    First off, the smaller room is a fail. it does not meet the minimum volume requirements for a critical listening room. The larger, however, will do nicely with 2770 cubic feet. The modal spread is decent and if you can tweak the length slightly, you could meet The Bonello Distribution critera down to 20 Hz. As it is, you only have good modal dist down to the 40 Hz 1/3rd octave band...

    YOU can DIY your own treatment and you SHOULD treat five of the six room surfaces!

    The sweet spot won't be sweet without substantial treatment, well unless you want to wear your speakers like headphones. 😉 - I'm joking. 😛

    But seriously, you will need substantial trapping and reflection control - just for STARTERS! As you can afford it, build complete 'treatment walls'.

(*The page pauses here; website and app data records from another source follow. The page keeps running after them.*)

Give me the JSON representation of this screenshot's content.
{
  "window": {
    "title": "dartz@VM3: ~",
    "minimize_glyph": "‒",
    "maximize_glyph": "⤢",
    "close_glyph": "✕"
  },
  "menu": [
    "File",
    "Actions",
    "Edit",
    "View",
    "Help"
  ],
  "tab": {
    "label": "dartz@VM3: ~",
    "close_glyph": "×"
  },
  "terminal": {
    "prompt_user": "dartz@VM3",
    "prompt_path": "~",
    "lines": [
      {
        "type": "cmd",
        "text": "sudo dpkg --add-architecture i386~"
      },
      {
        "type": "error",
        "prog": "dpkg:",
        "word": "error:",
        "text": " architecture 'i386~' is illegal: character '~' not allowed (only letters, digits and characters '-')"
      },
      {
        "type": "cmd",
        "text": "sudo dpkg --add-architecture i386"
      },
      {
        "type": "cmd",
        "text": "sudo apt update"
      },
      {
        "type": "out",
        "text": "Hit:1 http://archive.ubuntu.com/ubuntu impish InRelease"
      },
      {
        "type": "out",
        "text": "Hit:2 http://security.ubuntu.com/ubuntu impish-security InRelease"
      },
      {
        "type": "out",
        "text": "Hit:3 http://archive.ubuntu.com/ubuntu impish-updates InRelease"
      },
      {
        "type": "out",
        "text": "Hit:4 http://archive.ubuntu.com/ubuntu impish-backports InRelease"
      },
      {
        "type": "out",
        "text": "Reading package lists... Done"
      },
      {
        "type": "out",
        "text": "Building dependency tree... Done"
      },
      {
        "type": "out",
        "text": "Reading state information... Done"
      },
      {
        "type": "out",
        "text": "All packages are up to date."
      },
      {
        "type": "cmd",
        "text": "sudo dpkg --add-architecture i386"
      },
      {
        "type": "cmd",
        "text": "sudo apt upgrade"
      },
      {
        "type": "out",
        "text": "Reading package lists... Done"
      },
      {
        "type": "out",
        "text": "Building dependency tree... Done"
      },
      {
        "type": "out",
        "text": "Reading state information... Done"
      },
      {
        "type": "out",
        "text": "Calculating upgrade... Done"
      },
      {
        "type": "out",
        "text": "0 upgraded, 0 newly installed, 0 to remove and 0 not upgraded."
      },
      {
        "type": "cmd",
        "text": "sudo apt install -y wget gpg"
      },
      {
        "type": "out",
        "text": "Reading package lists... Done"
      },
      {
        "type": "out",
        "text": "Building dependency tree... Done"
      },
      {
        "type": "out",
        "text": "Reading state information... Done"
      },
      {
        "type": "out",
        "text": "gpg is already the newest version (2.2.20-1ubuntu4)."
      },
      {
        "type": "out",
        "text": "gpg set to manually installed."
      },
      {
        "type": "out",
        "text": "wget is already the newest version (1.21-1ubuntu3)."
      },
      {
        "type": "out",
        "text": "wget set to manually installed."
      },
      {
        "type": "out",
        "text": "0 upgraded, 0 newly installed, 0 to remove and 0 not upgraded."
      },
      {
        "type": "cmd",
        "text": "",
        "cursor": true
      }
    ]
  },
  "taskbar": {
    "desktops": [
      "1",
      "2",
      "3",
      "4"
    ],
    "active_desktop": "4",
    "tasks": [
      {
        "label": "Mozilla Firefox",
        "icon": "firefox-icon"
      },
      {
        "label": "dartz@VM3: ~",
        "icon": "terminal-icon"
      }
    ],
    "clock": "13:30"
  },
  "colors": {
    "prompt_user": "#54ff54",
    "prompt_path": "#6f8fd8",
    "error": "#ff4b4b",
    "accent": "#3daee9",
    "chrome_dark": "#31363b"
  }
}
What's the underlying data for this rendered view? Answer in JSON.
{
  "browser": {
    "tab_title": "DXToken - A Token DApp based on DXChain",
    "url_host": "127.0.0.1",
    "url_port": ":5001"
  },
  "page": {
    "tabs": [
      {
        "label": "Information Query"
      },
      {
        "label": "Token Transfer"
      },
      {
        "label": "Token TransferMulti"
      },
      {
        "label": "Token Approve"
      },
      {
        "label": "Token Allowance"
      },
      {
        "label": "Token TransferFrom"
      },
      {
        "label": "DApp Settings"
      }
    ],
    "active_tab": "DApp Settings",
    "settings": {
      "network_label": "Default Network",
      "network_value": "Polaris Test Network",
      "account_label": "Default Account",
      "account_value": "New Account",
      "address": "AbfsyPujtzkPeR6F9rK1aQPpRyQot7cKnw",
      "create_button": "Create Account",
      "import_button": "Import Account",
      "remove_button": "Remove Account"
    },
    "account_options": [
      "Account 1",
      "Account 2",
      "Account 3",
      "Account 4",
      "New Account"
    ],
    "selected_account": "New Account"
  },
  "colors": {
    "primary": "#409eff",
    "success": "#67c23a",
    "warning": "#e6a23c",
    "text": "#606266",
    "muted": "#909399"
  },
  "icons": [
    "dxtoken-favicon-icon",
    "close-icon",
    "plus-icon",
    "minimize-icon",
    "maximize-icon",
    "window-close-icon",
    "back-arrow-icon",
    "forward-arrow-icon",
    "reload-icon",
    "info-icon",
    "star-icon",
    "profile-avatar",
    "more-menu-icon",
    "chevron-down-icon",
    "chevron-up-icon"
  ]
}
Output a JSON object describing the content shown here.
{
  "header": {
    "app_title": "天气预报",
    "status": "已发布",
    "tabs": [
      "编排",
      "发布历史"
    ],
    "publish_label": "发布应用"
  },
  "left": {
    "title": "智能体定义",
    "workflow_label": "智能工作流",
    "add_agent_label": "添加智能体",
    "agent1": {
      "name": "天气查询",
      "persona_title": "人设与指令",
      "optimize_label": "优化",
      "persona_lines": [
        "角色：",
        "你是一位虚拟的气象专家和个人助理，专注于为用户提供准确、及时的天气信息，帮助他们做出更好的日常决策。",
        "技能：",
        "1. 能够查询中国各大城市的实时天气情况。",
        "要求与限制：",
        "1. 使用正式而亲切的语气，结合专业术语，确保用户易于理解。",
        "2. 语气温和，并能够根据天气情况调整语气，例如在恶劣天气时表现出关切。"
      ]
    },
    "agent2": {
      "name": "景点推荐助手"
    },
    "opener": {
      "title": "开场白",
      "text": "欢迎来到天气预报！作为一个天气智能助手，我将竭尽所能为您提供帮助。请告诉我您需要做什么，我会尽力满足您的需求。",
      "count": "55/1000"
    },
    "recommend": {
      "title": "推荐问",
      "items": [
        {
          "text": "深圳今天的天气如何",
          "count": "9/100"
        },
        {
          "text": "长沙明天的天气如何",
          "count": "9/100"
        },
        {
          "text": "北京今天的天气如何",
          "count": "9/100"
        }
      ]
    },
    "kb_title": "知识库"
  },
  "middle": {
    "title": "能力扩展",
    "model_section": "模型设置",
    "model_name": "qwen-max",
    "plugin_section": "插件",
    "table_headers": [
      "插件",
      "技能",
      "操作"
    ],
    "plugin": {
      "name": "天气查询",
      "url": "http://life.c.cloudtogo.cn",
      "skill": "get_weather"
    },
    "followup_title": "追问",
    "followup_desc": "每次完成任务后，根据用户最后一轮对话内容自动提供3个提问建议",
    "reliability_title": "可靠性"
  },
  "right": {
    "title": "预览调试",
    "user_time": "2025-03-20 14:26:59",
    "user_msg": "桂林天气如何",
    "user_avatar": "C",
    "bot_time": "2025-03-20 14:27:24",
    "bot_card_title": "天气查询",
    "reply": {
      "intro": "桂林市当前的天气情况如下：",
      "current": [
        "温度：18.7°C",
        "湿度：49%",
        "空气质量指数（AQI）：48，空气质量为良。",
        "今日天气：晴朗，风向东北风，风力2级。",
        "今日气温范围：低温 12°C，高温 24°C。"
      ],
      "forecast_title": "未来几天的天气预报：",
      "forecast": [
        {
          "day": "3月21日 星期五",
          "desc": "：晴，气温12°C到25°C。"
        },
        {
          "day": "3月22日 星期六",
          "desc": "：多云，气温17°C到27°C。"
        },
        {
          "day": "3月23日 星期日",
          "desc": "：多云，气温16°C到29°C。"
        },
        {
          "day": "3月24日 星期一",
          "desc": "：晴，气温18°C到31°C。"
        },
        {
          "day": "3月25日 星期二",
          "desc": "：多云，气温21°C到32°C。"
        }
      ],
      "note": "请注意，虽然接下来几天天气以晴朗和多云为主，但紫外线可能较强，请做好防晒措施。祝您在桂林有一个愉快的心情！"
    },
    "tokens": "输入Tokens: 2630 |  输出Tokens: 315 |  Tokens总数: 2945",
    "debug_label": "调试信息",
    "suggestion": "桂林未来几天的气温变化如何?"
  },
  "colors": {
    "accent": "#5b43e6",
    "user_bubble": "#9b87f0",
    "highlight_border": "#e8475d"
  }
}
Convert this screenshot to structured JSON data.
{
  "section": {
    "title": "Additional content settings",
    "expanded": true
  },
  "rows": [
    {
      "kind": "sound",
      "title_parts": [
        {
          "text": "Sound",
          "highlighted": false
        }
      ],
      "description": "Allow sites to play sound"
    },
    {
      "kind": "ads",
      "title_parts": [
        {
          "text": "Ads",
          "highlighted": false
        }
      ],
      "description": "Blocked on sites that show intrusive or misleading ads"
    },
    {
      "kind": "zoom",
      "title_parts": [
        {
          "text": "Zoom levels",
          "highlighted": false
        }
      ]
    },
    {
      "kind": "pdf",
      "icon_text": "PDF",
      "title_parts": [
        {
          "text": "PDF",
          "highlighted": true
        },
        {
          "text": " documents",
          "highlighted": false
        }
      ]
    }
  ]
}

    Today more and more CDs (and subsequent hit records) are recorded in a home situation. The only problem that I have with the typical home studio is that it is usually NOT a studio, but a collection of studio equipment. In order for you to have a real studio, one that actually does the job of a studio, you must place your equipment in a room where it can function as designed. This means an acoustically treated and accurate critical listening room.

    Besides, a well-treated room is so much more fun!

    Take your time and get the trapping that you need installed. This can be as cheap as R-19 building fiberglass from Home Depot! As your skills building treatment improve, you can try your hand at some membrane types and diffusors. But please note that treatment placement is not arbitrary. It is important to know what you NEED here or there because Form Follows Function. 😉 - And certain devices don't function well in certain spaces. That said; you really cant' go wrong building broadband absorption. You really can not have too much trapping.

    Desk building: Be careful NOT to copy commercial desks! For example; small home studios should NEVER buy or build a look-alike Argossy or Sterling desk! These huge monsters are mainly used in Mastering rooms of very decent size. If they are too close to the main speakers, bad reflections/diffraction will result. - And never, ever, ever put your speakers on the desk or on the bridge of the console! (Sorry Warren) LOL!